High-Force Magnetic Pulling Cytometer for Probing Cellular Mechanotransduction Pathways

Learning Commons, Northwest Atrium

Cellular domains accrue mechanical fluctuations as a means of communication. The process by which these mechanical forces are transmitted into cellular signals is termed, mechanotransduction. To explore these mechanotransduction pathways we developed a magnetic pulling cytometer for applying localized exogenous forces to a target receptor. We coated a micron-sized superparamagnetic bead such that it will bind to the cell’s integrins, the primary receptors responsible for cell adhesion to an extracellular matrix. Using the magnetic pulling cytometer a physiologically relevant force on the order of a few nanonewtons was applied to the bead and thus the cell. In order to determine the forces applied to the cell in situ, we utilized traction force microscopy.

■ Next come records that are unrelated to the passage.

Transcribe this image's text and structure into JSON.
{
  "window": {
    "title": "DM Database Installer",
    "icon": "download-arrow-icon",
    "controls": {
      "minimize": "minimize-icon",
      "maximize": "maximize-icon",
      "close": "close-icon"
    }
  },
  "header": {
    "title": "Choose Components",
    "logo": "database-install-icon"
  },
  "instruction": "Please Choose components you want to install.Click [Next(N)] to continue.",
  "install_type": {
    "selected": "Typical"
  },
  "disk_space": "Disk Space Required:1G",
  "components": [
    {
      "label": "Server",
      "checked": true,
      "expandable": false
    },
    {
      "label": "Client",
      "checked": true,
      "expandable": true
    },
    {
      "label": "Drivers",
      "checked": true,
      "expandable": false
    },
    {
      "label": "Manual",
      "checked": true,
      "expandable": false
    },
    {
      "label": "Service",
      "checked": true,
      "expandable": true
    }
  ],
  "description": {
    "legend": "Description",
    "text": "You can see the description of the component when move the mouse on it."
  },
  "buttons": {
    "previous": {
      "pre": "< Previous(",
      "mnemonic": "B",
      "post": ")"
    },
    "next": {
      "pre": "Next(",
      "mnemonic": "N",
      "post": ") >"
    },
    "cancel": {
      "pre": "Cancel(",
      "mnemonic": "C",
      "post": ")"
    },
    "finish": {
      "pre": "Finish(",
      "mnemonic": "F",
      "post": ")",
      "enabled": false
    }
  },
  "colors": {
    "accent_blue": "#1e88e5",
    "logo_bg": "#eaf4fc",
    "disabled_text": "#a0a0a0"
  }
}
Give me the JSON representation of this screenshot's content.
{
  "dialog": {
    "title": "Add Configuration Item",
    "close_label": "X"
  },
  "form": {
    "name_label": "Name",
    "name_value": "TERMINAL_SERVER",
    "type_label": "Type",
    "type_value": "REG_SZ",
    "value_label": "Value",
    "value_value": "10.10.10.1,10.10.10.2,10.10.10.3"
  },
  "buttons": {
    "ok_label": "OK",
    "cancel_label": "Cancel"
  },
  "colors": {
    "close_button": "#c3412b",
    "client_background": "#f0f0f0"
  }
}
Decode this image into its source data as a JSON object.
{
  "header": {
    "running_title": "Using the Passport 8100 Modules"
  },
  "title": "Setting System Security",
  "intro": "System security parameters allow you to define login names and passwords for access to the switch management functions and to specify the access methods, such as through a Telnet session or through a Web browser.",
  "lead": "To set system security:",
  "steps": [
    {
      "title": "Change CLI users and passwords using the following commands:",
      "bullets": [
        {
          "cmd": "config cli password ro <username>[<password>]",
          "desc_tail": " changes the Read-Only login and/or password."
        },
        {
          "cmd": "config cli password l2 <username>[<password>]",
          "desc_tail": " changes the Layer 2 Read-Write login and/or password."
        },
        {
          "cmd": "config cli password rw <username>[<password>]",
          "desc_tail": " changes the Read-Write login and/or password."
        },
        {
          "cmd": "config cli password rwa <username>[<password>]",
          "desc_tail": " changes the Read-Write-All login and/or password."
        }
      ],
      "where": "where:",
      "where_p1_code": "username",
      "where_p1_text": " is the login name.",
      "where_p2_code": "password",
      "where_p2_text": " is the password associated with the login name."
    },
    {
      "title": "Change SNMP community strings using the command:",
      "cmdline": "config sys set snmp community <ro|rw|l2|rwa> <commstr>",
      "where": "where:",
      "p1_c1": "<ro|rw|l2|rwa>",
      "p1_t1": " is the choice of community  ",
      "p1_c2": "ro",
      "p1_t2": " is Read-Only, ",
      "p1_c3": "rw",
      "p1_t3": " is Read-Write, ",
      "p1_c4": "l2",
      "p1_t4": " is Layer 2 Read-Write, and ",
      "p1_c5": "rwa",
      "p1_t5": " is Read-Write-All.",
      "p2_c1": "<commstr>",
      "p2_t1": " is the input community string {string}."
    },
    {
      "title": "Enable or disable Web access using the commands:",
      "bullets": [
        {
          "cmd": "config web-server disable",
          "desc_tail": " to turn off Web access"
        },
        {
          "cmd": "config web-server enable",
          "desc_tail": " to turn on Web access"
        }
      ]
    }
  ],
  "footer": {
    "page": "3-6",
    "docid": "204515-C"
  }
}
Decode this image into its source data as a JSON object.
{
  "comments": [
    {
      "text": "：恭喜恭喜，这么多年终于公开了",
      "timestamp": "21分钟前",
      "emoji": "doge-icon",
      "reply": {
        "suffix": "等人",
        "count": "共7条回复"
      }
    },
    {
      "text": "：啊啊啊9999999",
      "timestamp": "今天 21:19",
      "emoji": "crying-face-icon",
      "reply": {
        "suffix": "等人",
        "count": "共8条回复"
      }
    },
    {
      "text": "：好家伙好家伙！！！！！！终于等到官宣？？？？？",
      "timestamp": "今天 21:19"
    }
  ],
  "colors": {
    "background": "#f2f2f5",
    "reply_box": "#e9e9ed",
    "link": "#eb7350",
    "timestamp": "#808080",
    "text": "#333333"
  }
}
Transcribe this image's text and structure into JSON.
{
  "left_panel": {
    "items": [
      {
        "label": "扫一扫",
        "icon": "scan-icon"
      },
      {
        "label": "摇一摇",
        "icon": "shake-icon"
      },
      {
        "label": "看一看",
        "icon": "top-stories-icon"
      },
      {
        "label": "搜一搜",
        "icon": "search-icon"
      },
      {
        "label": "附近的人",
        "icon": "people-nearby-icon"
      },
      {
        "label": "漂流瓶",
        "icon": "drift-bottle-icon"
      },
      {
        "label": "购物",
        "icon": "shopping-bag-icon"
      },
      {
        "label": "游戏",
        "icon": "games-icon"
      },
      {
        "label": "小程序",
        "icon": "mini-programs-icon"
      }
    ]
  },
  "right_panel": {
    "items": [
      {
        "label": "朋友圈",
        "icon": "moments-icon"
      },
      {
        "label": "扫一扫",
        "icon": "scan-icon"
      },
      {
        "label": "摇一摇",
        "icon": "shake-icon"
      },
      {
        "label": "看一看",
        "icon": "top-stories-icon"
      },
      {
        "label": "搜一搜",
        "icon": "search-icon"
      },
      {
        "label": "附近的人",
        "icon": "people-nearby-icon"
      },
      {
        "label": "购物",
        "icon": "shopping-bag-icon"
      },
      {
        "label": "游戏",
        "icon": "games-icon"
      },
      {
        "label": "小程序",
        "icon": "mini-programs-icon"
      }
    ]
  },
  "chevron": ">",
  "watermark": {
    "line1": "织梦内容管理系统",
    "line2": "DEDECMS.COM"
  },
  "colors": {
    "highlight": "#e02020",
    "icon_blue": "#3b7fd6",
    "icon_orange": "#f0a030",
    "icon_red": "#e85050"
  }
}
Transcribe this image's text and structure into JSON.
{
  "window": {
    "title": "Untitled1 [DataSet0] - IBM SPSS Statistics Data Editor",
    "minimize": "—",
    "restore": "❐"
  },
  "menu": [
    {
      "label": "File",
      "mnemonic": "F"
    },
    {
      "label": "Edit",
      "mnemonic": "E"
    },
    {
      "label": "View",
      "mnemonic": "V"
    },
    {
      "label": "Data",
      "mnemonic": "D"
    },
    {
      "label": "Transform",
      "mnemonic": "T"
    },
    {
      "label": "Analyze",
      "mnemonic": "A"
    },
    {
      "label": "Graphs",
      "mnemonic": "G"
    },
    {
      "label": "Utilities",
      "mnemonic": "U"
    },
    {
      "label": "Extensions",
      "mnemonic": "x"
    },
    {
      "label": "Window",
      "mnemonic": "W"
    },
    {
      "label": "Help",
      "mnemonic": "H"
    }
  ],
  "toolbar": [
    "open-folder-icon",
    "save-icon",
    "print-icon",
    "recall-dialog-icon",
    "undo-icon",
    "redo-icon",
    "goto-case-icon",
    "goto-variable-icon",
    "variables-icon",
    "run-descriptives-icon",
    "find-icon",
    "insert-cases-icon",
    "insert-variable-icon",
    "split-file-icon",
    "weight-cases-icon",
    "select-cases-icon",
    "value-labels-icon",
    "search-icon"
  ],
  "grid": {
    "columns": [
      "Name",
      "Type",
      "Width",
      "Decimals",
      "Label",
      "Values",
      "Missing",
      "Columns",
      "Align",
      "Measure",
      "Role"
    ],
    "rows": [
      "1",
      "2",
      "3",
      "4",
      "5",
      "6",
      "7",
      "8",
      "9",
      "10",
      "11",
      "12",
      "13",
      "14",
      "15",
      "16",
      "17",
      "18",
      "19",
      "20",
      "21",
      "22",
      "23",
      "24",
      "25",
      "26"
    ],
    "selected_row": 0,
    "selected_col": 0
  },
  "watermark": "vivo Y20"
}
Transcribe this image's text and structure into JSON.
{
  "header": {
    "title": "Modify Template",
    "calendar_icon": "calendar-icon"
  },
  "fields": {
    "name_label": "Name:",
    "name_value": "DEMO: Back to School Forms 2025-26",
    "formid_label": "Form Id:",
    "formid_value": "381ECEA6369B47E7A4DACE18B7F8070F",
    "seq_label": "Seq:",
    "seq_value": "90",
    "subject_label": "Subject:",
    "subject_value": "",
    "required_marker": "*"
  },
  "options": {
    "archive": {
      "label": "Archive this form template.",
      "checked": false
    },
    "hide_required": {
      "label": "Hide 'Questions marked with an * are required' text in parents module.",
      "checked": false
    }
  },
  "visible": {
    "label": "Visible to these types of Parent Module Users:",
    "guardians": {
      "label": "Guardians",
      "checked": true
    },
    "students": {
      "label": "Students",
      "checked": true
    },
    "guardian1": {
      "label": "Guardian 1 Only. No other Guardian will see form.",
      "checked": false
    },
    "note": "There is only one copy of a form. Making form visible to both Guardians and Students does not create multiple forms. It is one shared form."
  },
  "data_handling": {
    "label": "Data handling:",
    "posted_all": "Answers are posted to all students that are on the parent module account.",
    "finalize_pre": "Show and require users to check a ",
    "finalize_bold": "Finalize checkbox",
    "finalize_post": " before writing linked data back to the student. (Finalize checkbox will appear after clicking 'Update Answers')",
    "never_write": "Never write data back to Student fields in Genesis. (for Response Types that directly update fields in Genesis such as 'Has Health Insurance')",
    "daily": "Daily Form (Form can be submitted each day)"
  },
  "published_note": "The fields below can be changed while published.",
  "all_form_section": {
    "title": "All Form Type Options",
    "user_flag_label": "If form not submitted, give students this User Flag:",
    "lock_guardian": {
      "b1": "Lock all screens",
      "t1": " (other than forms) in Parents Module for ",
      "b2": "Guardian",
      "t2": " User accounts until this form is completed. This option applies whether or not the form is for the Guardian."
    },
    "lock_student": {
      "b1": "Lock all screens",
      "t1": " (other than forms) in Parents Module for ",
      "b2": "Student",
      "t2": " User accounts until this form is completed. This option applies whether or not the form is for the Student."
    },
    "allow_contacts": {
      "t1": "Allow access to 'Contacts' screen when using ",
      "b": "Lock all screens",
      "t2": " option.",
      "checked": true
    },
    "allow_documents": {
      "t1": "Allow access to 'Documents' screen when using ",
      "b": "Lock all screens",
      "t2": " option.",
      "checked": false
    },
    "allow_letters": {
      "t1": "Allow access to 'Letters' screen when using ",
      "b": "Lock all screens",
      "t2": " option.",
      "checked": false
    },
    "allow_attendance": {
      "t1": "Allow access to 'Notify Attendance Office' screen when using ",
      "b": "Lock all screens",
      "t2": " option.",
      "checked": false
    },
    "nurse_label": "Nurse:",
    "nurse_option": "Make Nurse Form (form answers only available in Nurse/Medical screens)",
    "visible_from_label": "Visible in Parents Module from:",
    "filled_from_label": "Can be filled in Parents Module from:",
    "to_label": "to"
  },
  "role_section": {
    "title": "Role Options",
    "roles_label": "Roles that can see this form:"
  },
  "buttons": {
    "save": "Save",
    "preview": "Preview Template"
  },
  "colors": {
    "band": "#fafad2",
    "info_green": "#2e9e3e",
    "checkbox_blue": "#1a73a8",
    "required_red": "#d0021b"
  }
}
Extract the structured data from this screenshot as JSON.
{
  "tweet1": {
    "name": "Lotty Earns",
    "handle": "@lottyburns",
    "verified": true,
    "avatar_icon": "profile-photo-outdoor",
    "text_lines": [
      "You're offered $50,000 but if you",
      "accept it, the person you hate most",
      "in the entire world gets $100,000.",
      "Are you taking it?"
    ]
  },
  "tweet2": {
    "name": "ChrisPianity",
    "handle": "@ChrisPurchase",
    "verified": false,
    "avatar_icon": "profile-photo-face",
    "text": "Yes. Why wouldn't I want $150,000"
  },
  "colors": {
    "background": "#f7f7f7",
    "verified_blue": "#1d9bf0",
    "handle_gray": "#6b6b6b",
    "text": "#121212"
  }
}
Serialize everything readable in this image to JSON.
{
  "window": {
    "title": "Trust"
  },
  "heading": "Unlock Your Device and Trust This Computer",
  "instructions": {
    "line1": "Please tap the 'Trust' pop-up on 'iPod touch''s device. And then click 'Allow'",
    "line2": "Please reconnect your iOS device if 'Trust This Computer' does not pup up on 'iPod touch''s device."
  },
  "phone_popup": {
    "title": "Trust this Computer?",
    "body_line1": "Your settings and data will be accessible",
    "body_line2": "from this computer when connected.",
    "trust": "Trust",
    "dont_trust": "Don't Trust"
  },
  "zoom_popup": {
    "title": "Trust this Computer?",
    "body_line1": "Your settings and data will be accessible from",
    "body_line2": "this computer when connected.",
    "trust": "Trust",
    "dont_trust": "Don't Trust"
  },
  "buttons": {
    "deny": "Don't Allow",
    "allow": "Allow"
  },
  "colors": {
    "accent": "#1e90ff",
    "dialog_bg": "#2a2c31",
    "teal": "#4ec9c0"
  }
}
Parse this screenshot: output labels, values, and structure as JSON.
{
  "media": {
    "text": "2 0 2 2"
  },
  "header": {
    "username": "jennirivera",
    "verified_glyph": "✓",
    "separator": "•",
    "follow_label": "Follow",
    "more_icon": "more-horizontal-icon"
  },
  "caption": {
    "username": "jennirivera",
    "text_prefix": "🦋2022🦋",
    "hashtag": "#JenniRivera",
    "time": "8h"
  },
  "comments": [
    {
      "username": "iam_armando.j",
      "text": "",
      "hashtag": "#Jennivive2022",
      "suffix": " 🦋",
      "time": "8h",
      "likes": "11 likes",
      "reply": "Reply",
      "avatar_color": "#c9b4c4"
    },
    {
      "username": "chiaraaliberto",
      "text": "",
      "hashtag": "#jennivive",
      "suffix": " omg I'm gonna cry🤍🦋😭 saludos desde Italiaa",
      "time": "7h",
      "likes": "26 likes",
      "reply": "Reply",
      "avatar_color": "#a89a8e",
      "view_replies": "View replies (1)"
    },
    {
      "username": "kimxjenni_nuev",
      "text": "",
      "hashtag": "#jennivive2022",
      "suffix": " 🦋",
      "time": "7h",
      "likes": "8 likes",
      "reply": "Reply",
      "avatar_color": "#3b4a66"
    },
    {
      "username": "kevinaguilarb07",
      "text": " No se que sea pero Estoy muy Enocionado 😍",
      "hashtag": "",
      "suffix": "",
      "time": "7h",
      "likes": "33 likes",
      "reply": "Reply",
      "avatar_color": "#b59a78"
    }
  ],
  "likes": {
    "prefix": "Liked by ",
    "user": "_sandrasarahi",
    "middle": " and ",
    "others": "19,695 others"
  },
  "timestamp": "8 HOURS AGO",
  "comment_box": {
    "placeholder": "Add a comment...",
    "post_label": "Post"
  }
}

Cellular responses to the applied force such as the distribution of forces across the cell and changes in the cytoskeletal network or focal adhesions may now be probed further.